Work instruction
Copy every record that follows, word for word.

◆ ◆ ◆ ◆ ◆

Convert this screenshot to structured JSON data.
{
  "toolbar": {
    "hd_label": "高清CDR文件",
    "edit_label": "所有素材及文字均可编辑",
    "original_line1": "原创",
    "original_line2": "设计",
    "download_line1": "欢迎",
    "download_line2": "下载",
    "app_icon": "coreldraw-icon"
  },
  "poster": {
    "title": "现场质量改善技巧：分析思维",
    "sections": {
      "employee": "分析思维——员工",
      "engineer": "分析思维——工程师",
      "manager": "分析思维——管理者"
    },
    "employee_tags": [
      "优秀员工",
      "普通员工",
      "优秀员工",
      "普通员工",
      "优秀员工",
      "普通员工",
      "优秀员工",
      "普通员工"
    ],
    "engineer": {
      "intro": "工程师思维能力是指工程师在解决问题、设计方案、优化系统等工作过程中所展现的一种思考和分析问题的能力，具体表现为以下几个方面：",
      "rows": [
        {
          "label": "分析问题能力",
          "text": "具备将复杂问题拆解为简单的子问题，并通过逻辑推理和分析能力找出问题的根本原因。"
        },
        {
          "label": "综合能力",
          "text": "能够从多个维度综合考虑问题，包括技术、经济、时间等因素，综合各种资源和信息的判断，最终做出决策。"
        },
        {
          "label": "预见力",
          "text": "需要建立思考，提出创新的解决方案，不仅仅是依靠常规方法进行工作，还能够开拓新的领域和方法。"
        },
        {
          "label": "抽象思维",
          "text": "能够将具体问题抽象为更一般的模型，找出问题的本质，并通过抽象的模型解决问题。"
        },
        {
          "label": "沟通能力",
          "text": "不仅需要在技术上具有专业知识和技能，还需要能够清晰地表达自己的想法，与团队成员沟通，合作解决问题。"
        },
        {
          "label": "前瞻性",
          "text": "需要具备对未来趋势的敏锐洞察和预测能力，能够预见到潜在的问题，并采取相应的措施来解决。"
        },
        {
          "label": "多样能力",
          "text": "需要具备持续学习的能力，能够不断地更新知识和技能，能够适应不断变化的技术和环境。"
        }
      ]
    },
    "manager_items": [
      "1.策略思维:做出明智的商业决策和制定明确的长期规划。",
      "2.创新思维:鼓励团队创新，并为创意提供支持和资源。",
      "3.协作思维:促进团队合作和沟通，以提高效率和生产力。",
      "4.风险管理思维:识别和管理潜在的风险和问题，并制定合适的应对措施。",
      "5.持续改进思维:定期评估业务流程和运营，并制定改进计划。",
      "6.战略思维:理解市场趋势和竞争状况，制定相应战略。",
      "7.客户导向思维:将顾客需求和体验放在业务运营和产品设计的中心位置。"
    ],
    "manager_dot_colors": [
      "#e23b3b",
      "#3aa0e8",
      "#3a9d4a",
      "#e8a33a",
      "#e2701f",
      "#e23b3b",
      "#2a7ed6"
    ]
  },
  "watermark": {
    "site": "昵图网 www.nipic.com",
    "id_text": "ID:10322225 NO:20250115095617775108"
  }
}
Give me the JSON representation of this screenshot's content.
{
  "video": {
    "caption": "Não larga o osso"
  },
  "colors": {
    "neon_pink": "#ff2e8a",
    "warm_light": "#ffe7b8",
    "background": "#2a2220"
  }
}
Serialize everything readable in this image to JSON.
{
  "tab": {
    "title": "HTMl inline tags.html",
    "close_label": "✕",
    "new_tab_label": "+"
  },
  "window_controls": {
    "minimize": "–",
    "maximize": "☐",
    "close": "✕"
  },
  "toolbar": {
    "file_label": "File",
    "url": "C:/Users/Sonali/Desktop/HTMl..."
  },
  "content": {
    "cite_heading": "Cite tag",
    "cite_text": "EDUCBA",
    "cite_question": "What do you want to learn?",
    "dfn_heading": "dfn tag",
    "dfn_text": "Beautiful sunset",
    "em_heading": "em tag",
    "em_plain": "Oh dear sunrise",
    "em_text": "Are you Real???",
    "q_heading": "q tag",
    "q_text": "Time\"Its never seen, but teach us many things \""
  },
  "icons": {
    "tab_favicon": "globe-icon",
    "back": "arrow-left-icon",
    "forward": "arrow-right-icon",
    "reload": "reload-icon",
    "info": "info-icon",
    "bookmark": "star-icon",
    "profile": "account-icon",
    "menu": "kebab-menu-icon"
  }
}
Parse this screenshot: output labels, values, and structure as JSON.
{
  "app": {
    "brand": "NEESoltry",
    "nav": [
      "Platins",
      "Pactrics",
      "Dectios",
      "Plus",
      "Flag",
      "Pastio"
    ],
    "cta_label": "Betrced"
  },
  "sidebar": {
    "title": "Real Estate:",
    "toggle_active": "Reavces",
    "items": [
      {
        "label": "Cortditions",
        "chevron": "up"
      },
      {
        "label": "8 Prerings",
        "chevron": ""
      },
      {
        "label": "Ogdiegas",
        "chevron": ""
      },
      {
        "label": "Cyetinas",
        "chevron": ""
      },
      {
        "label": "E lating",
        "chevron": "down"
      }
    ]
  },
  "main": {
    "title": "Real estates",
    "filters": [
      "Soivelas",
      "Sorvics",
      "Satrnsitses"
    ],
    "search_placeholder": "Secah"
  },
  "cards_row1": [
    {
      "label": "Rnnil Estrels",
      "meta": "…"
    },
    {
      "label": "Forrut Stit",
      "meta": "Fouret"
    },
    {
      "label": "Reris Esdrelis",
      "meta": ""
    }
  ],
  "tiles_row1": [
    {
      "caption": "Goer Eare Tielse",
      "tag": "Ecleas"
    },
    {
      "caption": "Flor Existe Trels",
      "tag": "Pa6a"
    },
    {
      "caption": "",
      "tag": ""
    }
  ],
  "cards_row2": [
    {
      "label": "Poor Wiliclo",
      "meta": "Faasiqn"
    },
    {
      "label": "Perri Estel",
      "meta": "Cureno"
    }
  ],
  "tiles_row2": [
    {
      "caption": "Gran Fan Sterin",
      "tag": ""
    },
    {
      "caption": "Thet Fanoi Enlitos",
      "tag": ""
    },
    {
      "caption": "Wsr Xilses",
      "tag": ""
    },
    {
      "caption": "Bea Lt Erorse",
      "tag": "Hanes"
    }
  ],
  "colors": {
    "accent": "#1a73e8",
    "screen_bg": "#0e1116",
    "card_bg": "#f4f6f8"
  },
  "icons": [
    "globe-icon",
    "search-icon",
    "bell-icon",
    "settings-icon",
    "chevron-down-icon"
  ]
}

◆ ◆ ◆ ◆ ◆

Response
Convert this screenshot to structured JSON data.
{
  "toolbar": {
    "hd_label": "高清CDR文件",
    "edit_label": "所有素材及文字均可编辑",
    "original_line1": "原创",
    "original_line2": "设计",
    "download_line1": "欢迎",
    "download_line2": "下载",
    "app_icon": "coreldraw-icon"
  },
  "poster": {
    "title": "现场质量改善技巧：分析思维",
    "sections": {
      "employee": "分析思维——员工",
      "engineer": "分析思维——工程师",
      "manager": "分析思维——管理者"
    },
    "employee_tags": [
      "优秀员工",
      "普通员工",
      "优秀员工",
      "普通员工",
      "优秀员工",
      "普通员工",
      "优秀员工",
      "普通员工"
    ],
    "engineer": {
      "intro": "工程师思维能力是指工程师在解决问题、设计方案、优化系统等工作过程中所展现的一种思考和分析问题的能力，具体表现为以下几个方面：",
      "rows": [
        {
          "label": "分析问题能力",
          "text": "具备将复杂问题拆解为简单的子问题，并通过逻辑推理和分析能力找出问题的根本原因。"
        },
        {
          "label": "综合能力",
          "text": "能够从多个维度综合考虑问题，包括技术、经济、时间等因素，综合各种资源和信息的判断，最终做出决策。"
        },
        {
          "label": "预见力",
          "text": "需要建立思考，提出创新的解决方案，不仅仅是依靠常规方法进行工作，还能够开拓新的领域和方法。"
        },
        {
          "label": "抽象思维",
          "text": "能够将具体问题抽象为更一般的模型，找出问题的本质，并通过抽象的模型解决问题。"
        },
        {
          "label": "沟通能力",
          "text": "不仅需要在技术上具有专业知识和技能，还需要能够清晰地表达自己的想法，与团队成员沟通，合作解决问题。"
        },
        {
          "label": "前瞻性",
          "text": "需要具备对未来趋势的敏锐洞察和预测能力，能够预见到潜在的问题，并采取相应的措施来解决。"
        },
        {
          "label": "多样能力",
          "text": "需要具备持续学习的能力，能够不断地更新知识和技能，能够适应不断变化的技术和环境。"
        }
      ]
    },
    "manager_items": [
      "1.策略思维:做出明智的商业决策和制定明确的长期规划。",
      "2.创新思维:鼓励团队创新，并为创意提供支持和资源。",
      "3.协作思维:促进团队合作和沟通，以提高效率和生产力。",
      "4.风险管理思维:识别和管理潜在的风险和问题，并制定合适的应对措施。",
      "5.持续改进思维:定期评估业务流程和运营，并制定改进计划。",
      "6.战略思维:理解市场趋势和竞争状况，制定相应战略。",
      "7.客户导向思维:将顾客需求和体验放在业务运营和产品设计的中心位置。"
    ],
    "manager_dot_colors": [
      "#e23b3b",
      "#3aa0e8",
      "#3a9d4a",
      "#e8a33a",
      "#e2701f",
      "#e23b3b",
      "#2a7ed6"
    ]
  },
  "watermark": {
    "site": "昵图网 www.nipic.com",
    "id_text": "ID:10322225 NO:20250115095617775108"
  }
}
Give me the JSON representation of this screenshot's content.
{
  "video": {
    "caption": "Não larga o osso"
  },
  "colors": {
    "neon_pink": "#ff2e8a",
    "warm_light": "#ffe7b8",
    "background": "#2a2220"
  }
}
Serialize everything readable in this image to JSON.
{
  "tab": {
    "title": "HTMl inline tags.html",
    "close_label": "✕",
    "new_tab_label": "+"
  },
  "window_controls": {
    "minimize": "–",
    "maximize": "☐",
    "close": "✕"
  },
  "toolbar": {
    "file_label": "File",
    "url": "C:/Users/Sonali/Desktop/HTMl..."
  },
  "content": {
    "cite_heading": "Cite tag",
    "cite_text": "EDUCBA",
    "cite_question": "What do you want to learn?",
    "dfn_heading": "dfn tag",
    "dfn_text": "Beautiful sunset",
    "em_heading": "em tag",
    "em_plain": "Oh dear sunrise",
    "em_text": "Are you Real???",
    "q_heading": "q tag",
    "q_text": "Time\"Its never seen, but teach us many things \""
  },
  "icons": {
    "tab_favicon": "globe-icon",
    "back": "arrow-left-icon",
    "forward": "arrow-right-icon",
    "reload": "reload-icon",
    "info": "info-icon",
    "bookmark": "star-icon",
    "profile": "account-icon",
    "menu": "kebab-menu-icon"
  }
}
Parse this screenshot: output labels, values, and structure as JSON.
{
  "app": {
    "brand": "NEESoltry",
    "nav": [
      "Platins",
      "Pactrics",
      "Dectios",
      "Plus",
      "Flag",
      "Pastio"
    ],
    "cta_label": "Betrced"
  },
  "sidebar": {
    "title": "Real Estate:",
    "toggle_active": "Reavces",
    "items": [
      {
        "label": "Cortditions",
        "chevron": "up"
      },
      {
        "label": "8 Prerings",
        "chevron": ""
      },
      {
        "label": "Ogdiegas",
        "chevron": ""
      },
      {
        "label": "Cyetinas",
        "chevron": ""
      },
      {
        "label": "E lating",
        "chevron": "down"
      }
    ]
  },
  "main": {
    "title": "Real estates",
    "filters": [
      "Soivelas",
      "Sorvics",
      "Satrnsitses"
    ],
    "search_placeholder": "Secah"
  },
  "cards_row1": [
    {
      "label": "Rnnil Estrels",
      "meta": "…"
    },
    {
      "label": "Forrut Stit",
      "meta": "Fouret"
    },
    {
      "label": "Reris Esdrelis",
      "meta": ""
    }
  ],
  "tiles_row1": [
    {
      "caption": "Goer Eare Tielse",
      "tag": "Ecleas"
    },
    {
      "caption": "Flor Existe Trels",
      "tag": "Pa6a"
    },
    {
      "caption": "",
      "tag": ""
    }
  ],
  "cards_row2": [
    {
      "label": "Poor Wiliclo",
      "meta": "Faasiqn"
    },
    {
      "label": "Perri Estel",
      "meta": "Cureno"
    }
  ],
  "tiles_row2": [
    {
      "caption": "Gran Fan Sterin",
      "tag": ""
    },
    {
      "caption": "Thet Fanoi Enlitos",
      "tag": ""
    },
    {
      "caption": "Wsr Xilses",
      "tag": ""
    },
    {
      "caption": "Bea Lt Erorse",
      "tag": "Hanes"
    }
  ],
  "colors": {
    "accent": "#1a73e8",
    "screen_bg": "#0e1116",
    "card_bg": "#f4f6f8"
  },
  "icons": [
    "globe-icon",
    "search-icon",
    "bell-icon",
    "settings-icon",
    "chevron-down-icon"
  ]
}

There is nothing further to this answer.